Here's another one for the books: after 8 1/2 years, Bethany's decided to hang up her WFMU mic so she can complete her training as a massage therapist. In an email earlier today, she sent out some stats for the Stochastic Hit Parade:

  •  1106 hours on the air
  •  287 individual live guests
  •  372 archived shows since June 2001
  •  1879 comments since Oct 2007
  •  an 8 century span of new music
  •  231 artist played on the air whose names begin with "C"

I was a bit late to the Stochastic party, but for the past two years, Bethany's provided the soundtrack to my Sunday nights, exposing me to more new and different music than anyone I've ever met, on or off the air. (She's also woken up the neighbors at least twice.) She says she's planning to come back to the air in a year or so, but until then, Sunday nights will never be the same.
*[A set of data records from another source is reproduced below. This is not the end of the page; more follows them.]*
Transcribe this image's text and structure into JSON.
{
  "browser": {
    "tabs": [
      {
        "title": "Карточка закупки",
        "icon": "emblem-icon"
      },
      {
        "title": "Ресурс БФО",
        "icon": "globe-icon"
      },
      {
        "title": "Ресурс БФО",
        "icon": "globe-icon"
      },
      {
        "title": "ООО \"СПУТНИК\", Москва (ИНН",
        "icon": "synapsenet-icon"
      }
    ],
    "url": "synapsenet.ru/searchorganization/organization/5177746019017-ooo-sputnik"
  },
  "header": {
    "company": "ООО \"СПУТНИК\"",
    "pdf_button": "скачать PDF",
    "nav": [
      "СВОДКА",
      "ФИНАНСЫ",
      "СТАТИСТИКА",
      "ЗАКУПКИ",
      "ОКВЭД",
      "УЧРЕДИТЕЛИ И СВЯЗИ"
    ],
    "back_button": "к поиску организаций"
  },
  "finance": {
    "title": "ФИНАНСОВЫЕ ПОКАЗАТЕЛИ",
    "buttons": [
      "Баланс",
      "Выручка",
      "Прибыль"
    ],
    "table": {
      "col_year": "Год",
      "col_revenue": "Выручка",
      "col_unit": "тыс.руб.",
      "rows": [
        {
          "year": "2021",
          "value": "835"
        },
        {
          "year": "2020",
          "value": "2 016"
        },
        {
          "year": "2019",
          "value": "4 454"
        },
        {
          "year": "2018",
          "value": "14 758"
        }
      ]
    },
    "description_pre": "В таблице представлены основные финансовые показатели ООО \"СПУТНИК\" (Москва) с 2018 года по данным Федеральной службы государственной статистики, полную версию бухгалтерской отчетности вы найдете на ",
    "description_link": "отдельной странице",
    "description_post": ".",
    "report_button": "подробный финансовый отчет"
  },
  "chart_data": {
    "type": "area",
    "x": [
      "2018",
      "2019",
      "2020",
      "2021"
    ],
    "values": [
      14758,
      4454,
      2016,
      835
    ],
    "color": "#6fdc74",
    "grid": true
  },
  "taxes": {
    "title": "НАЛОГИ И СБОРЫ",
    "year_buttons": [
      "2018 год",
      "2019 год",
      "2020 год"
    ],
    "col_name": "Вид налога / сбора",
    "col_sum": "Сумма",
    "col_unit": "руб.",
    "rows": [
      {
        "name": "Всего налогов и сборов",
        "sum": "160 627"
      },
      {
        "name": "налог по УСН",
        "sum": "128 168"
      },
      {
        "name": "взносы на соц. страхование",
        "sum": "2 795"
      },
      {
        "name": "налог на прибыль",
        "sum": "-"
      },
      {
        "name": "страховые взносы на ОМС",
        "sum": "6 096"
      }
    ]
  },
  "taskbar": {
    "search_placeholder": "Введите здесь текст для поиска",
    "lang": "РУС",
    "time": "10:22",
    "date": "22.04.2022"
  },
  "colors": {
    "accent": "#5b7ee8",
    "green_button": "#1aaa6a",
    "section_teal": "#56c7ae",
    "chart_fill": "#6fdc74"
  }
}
For tonight's final show, Bethany will no doubt have a few sonic surprises up her sleeve. Tune in to 91.1 FM (or at 9pm and listen for yourself.